“Sales are driven by customers and customers will want to be in stores perceived as clean and welcoming. Using lighting and controls to maximize customer comfort will get people in and keep them there spending money. Grocery stores are a great example. Spending the time and money on the front to determine colors and styles of lamp that are going to make food such as meat most appealing will pay back in great dividends. Additionally, using controls to determine light levels so the store is well-lit and welcoming, but not jarring in the transition from out to in is something that while not always verbalized is a subconscious positive association.” – Kristen Cooke
2. The Realization that the “Future” is NOW
“Waiting to adopt these measures isn’t an option. By the time a retailer figures out they should have done this, it may be too late. Their competitors have already done it and have gained market share. You never want to be the last to do something. No one remembers the last person who walked on the moon. When it comes to the technology, I believe there is plenty of support for complete IoT and digitization connectivity to be implemented today. The tech “not being ready”, shouldn’t be an excuse at this time.

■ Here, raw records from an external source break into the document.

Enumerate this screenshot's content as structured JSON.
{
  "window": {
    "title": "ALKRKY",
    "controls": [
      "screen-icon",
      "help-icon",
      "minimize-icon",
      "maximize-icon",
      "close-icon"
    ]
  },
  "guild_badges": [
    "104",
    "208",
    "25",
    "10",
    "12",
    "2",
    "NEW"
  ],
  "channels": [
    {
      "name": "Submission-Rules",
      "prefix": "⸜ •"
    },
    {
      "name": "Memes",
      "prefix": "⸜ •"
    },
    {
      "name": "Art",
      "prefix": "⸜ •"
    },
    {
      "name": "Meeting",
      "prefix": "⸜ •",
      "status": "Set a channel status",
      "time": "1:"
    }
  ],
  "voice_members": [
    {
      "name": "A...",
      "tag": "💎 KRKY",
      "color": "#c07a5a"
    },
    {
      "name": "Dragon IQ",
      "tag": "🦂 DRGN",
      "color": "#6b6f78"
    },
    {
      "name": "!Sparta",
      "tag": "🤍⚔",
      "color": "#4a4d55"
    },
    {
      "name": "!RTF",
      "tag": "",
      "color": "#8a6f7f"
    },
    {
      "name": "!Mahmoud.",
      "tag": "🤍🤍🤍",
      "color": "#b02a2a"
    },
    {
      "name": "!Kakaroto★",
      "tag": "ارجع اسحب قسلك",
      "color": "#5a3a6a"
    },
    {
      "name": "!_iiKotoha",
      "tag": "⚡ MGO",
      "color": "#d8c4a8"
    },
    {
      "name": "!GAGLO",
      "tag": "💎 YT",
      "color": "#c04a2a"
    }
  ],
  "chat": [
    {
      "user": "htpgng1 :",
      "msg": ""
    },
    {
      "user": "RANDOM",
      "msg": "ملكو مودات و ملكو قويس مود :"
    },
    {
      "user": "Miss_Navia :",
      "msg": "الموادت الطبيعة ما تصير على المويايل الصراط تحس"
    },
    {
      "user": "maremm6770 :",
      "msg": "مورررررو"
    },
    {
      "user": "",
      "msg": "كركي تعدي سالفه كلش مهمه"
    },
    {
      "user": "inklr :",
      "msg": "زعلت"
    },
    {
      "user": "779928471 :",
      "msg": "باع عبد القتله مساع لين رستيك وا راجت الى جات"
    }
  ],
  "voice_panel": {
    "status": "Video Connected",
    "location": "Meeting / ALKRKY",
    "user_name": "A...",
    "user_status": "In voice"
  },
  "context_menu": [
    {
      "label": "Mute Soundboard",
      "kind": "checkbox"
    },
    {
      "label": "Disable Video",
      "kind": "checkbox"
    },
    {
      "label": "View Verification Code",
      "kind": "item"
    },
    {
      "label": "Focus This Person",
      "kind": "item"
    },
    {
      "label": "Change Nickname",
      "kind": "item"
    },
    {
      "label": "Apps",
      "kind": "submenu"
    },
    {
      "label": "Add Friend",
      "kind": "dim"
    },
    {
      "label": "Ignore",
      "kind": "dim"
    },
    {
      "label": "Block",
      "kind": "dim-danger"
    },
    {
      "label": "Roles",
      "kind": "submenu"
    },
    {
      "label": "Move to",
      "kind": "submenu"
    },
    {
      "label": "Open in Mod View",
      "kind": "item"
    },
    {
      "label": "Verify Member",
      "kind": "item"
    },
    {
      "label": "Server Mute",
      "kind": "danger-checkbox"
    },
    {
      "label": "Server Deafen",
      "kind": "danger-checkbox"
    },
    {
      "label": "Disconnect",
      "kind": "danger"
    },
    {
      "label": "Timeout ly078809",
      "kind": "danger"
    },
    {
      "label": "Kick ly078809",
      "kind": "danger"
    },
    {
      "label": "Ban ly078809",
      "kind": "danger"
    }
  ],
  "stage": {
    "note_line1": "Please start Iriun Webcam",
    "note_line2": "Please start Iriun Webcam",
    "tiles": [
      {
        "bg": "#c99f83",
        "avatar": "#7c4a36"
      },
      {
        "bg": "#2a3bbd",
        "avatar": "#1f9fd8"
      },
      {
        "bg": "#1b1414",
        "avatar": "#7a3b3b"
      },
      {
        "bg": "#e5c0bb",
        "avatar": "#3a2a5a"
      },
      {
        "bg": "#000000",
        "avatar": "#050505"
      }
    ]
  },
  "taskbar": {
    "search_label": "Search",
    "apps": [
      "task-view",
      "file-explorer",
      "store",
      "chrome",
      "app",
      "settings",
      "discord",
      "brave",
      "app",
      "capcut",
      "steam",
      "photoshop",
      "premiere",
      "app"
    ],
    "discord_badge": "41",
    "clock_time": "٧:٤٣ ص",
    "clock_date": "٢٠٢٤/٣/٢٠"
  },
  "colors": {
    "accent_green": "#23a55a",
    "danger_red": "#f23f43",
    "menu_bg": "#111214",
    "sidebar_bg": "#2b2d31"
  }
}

Today’s world is all about customer experience. Retailers who lose touch with their customers and fail to change the customer experience in their stores, will most likely fail as well. Grocery stores have been the quickest to adapt, adding marketplace style eateries, bar/wine areas for people to drink, self-check outs, online ordering with drive-thru pick up, etc. A gas station is much more than just a gas station today. Think Sheetz or Get-Go, you can fill up your car, go inside grab some made to order food, a bottle of wine and even some groceries for the week. Customer experience is the key and people want the option to be efficient about what, where, how they shop.” – Aaron Woloszyn, Retail Sales Executive
3. When IoT is Considered an Investment Instead of a Novelty – Must Have vs. Nice to Have
“Investments in the future are often incremental and depend on interacting with tech to reveal its full potential. Smartphones have revolutionized the way we shop, communicate and consume information. But first we needed to literally get the technology into our hands before the content and marketing for a mobile society was able to reach us.
What people need to realize is anything that brings automation to building management serves to put focus back on core business.” – Diane Weber
Q: What are your hopes for Illumetek – and our customers – as we all navigate this changing landscape?
“The sky is the limit with controls possibilities. Selling a LED project today, a big focus is the low maintenance and longevity of the solutions. Obviously we don’t want a one and done approach and, to be honest, I think we would do our customers a disservice if we looked at it that way. Becoming the lighting and controls expert resource is a position we need to achieve with our contacts. Our and our customers’ future successes depends on the ability to grow with the technology. Looking at the controls piece as building blocks and presenting it as a living system that can grow will achieve that.” – Kristen Cooke